Nassau County union heads are predicting the failure of the 2012 budget and the county as well if either $150 million worth of labor concessions are forced on county workers or massive layoffs ensue.
“It’s despicable, its unfair, it’s dishonest. This budget that you’re going to pass on Sunday is going to fail like everything else you’ve been doing for the past 2 years,” CSEA President Jerry Laricchiuta told members of the Nassau County Legislature during a 5 hour marathon budget session Friday.
The $150 million in concessions is only about half of the $315 million budget deficit the county is attempting to close in 2012.
“We still don’t know exactly what these cuts are going to be, we’d like to know what they are,” Correction Officers Union President Brian Sullivan said of the exact nature of the concessions the unions are being asked to give. “It’s amazing how our members are constantly made to feel that they’re numbers on a spreadsheet while they’re on the job doing it.”

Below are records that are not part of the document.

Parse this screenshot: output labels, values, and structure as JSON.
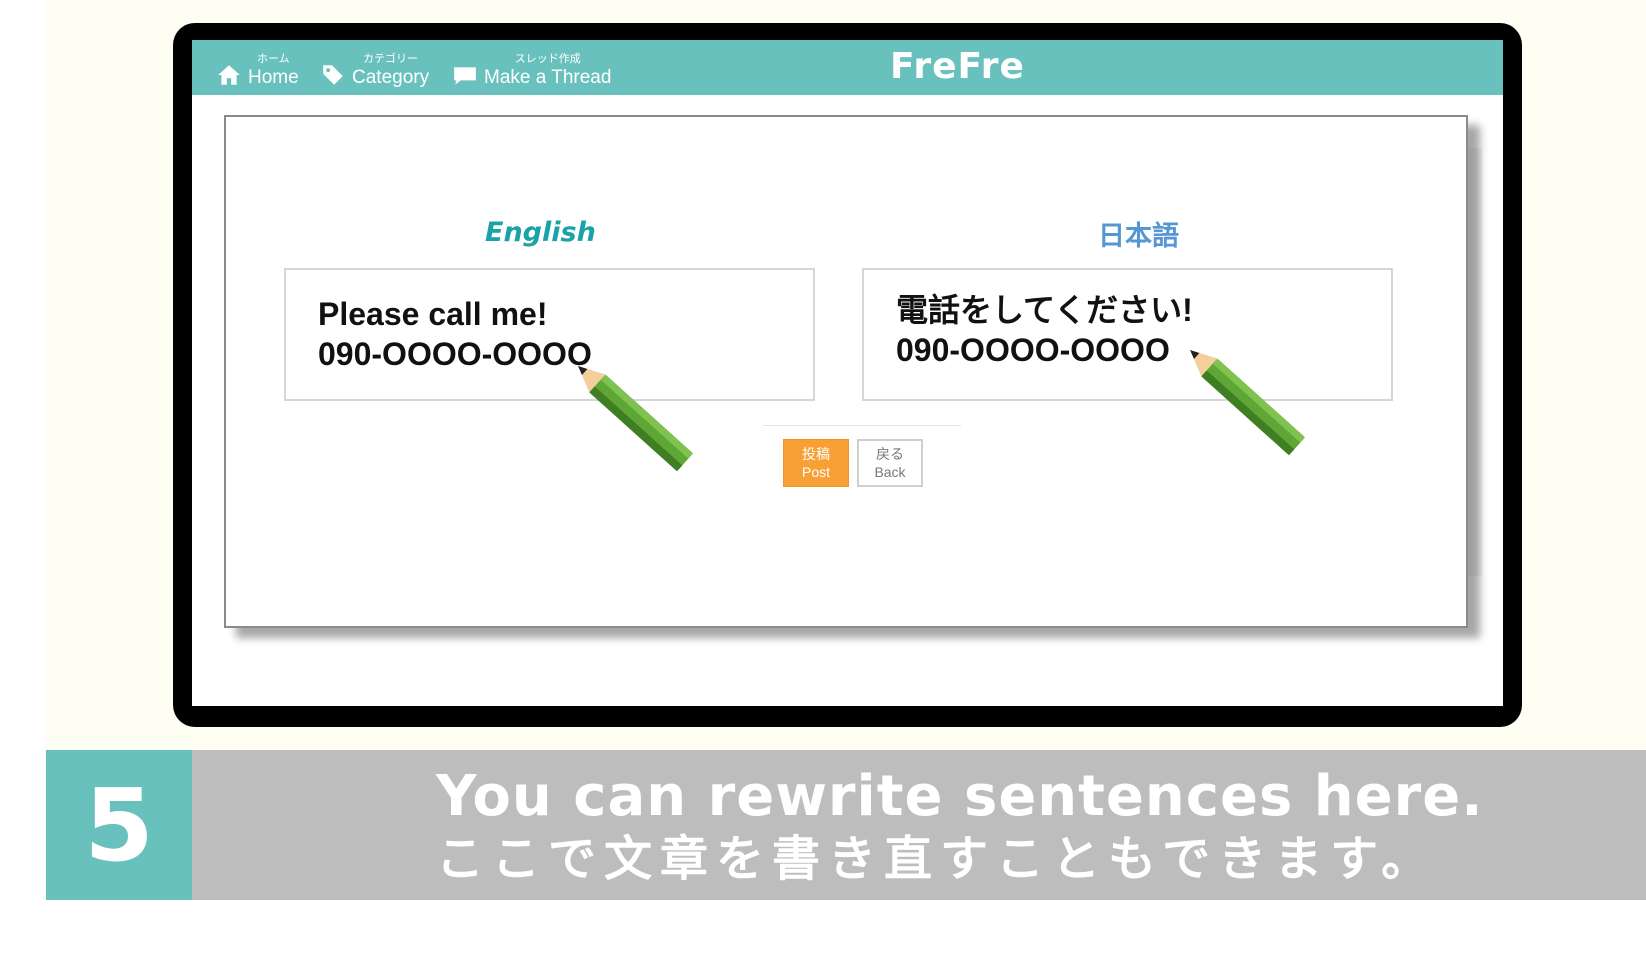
{
  "nav": {
    "home": {
      "jp": "ホーム",
      "en": "Home",
      "icon": "home-icon"
    },
    "category": {
      "jp": "カテゴリー",
      "en": "Category",
      "icon": "tag-icon"
    },
    "make_thread": {
      "jp": "スレッド作成",
      "en": "Make a Thread",
      "icon": "chat-bubble-icon"
    },
    "brand": "FreFre",
    "color": "#68c1bd"
  },
  "editor": {
    "english_label": "English",
    "japanese_label": "日本語",
    "english_text": {
      "line1": "Please call me!",
      "line2": "090-OOOO-OOOO"
    },
    "japanese_text": {
      "line1": "電話をしてください!",
      "line2": "090-OOOO-OOOO"
    }
  },
  "buttons": {
    "post": {
      "jp": "投稿",
      "en": "Post",
      "color": "#f7a035"
    },
    "back": {
      "jp": "戻る",
      "en": "Back"
    }
  },
  "caption": {
    "step": "5",
    "line1": "You can rewrite sentences here.",
    "line2": "ここで文章を書き直すこともできます。"
  }
}
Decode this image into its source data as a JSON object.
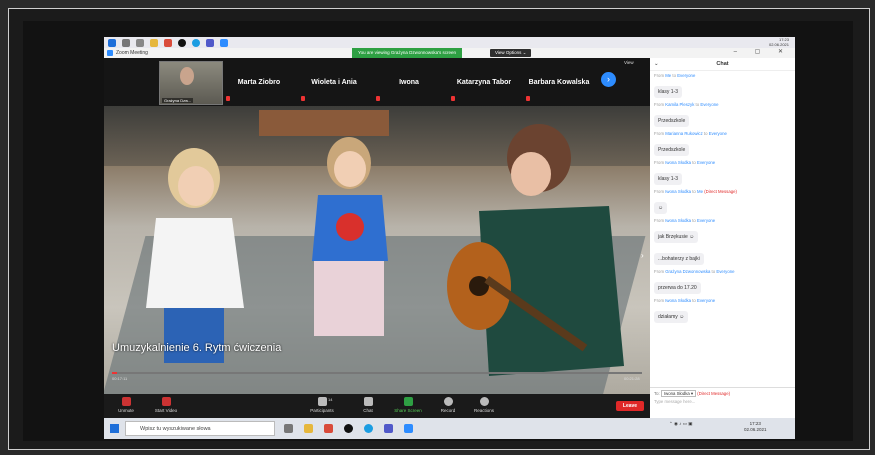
{
  "top_taskbar": {
    "clock_time": "17:23",
    "clock_date": "02.06.2021"
  },
  "zoom": {
    "window_title": "Zoom Meeting",
    "viewing_banner": "You are viewing Grażyna Dzwonnowska's screen",
    "view_options": "View Options ⌄",
    "view_button": "View"
  },
  "participants": {
    "self_name": "Grażyna Dzw...",
    "tiles": [
      {
        "name": "Marta Ziobro"
      },
      {
        "name": "Wioleta i Ania"
      },
      {
        "name": "Iwona"
      },
      {
        "name": "Katarzyna Tabor"
      },
      {
        "name": "Barbara Kowalska"
      }
    ]
  },
  "video": {
    "caption": "Umuzykalnienie 6. Rytm ćwiczenia",
    "time_elapsed": "00:17:11",
    "time_total": "00:21:28",
    "progress": 0.01
  },
  "controls": {
    "unmute": "Unmute",
    "start_video": "Start Video",
    "participants": "Participants",
    "participants_count": "14",
    "chat": "Chat",
    "share_screen": "Share Screen",
    "record": "Record",
    "reactions": "Reactions",
    "leave": "Leave"
  },
  "chat": {
    "title": "Chat",
    "messages": [
      {
        "from": "Me",
        "to": "Everyone",
        "dm": "",
        "text": "klasy 1-3"
      },
      {
        "from": "Kamila Pleszyk",
        "to": "Everyone",
        "dm": "",
        "text": "Przedszkole"
      },
      {
        "from": "Marianna Rukowicz",
        "to": "Everyone",
        "dm": "",
        "text": "Przedszkole"
      },
      {
        "from": "Iwona Słodka",
        "to": "Everyone",
        "dm": "",
        "text": "klasy 1-3"
      },
      {
        "from": "Iwona Słodka",
        "to": "Me",
        "dm": "(Direct Message)",
        "text": "☺"
      },
      {
        "from": "Iwona Słodka",
        "to": "Everyone",
        "dm": "",
        "text": "jak Brzękusie ☺"
      },
      {
        "from": "",
        "to": "",
        "dm": "",
        "text": "...bohaterzy z  bajki"
      },
      {
        "from": "Grażyna Dzwonnowska",
        "to": "Everyone",
        "dm": "",
        "text": "przerwa do 17.20"
      },
      {
        "from": "Iwona Słodka",
        "to": "Everyone",
        "dm": "",
        "text": "działamy ☺"
      }
    ],
    "to_label": "To:",
    "to_value": "Iwona Słodka ▾",
    "to_dm": "(Direct Message)",
    "placeholder": "Type message here..."
  },
  "bottom_taskbar": {
    "search_placeholder": "Wpisz tu wyszukiwane słowa",
    "clock_time": "17:23",
    "clock_date": "02.06.2021"
  }
}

Union members had requested the presence of the state oversight board in charge of Nassau’s finances to be present during negotiations, but balked when they discovered that NIFA would continue to exert a control period on the county – including a wage freeze – until 2014, even if the 2012 budget was balanced.
“Basically we walked out of there and said ‘regardless of what we do, we’re frozen for 4 more years’,” Laricchiuta said. “That kinda put a crimp in the whole ‘we like NIFA in the room deal’.”

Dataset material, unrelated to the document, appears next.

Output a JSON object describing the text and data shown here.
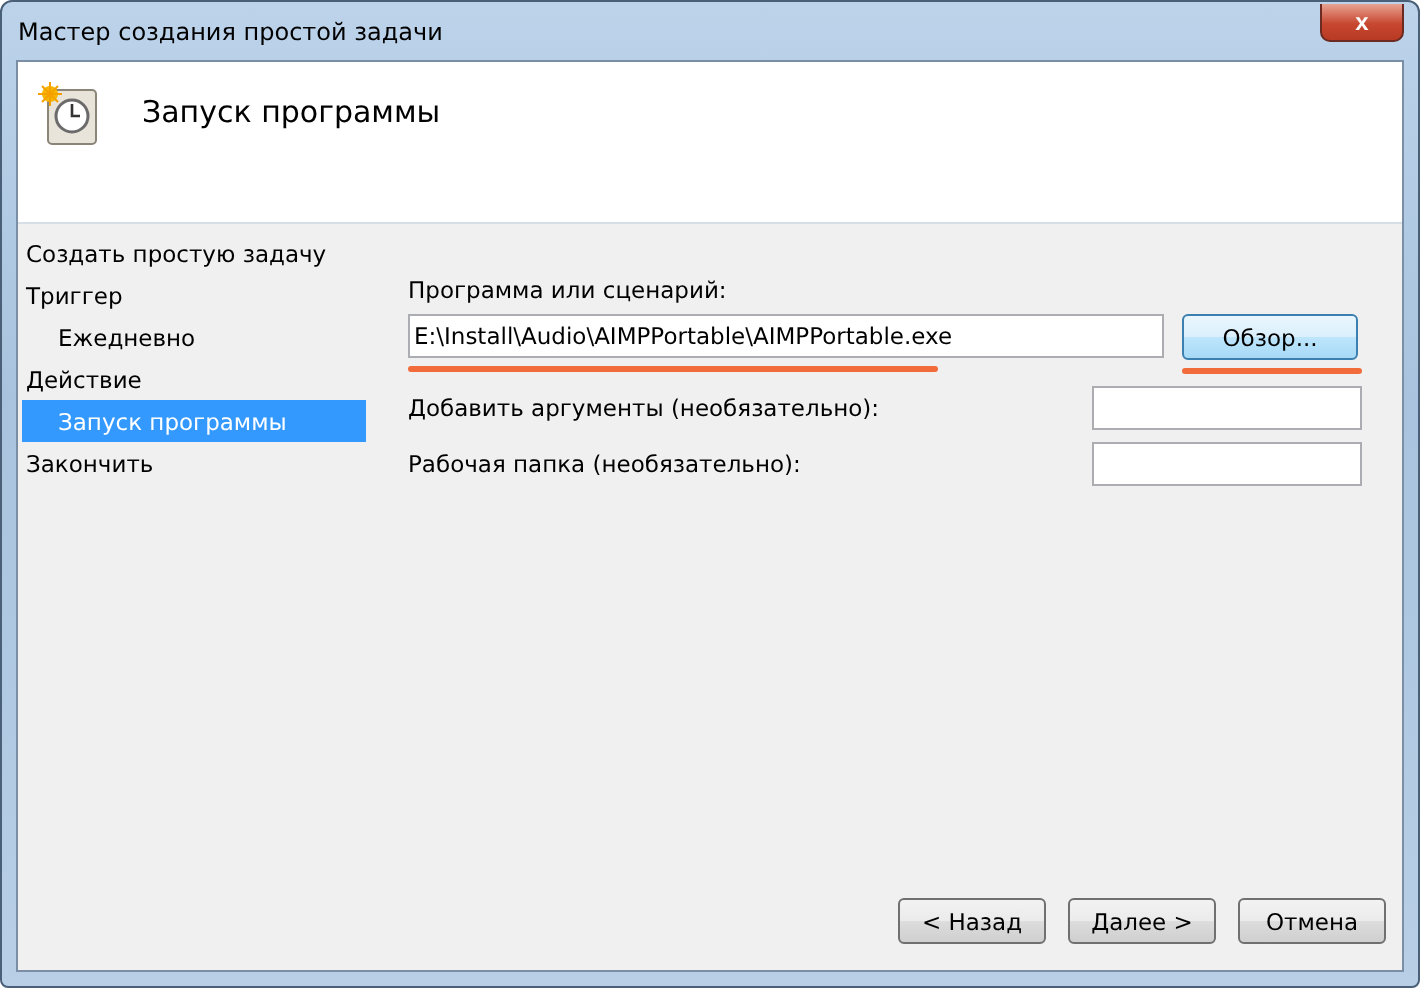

The county legislature is set to adopt the 2012 budget on Sunday, one day before the deadline as imposed by the county charter. The reason for the delay is due to a 7 day rule that votes must take place after amendments are submitted.
Amendments submitted by Democrats call for no layoffs or tax increase by dipping into $90 million of the county’s reserve fund, something the Republican majority is unwilling to consider.
“The county comptroller and people I’ve checked with on Wall Street indicate that anybody going into the reserve fund, the bond rating plummets,” Majority Leader Peter Schmitt, R-Massapequa, said.
Republican amendments include an additional $51 million in layoffs as well as $80 million more in union concessions.
“This will never sell,” police union head James Carver said of going back to his members who have to approve a new deal.
“These numbers that they’re throwing around, not only are they astronomical, they’re unattainable,” Sullivan said of the $150 million figure. “I don’t see the shared sacrifice all the way around, I see a gun pointed at labor.”
Sullivan indicated that shared sacrifice would include residents in the form of higher taxes, which Republicans have also ruled out.
“It’s a determination by this majority not to raise taxes in the middle of a recession,” Schmitt said.
Laricchiuta indicated that the cuts would amount to 700 positions being eliminated in his union.
“You’re going to cripple this county,” he said. “There’ll be basically not one single department that’ll be able to fulfill its obligations to the residents. If this continues, Nassau County will be the highest taxed county and the least-desirable place to live and because of your decisions our home values will decrease even further and Nassau County’s going to be destroyed.”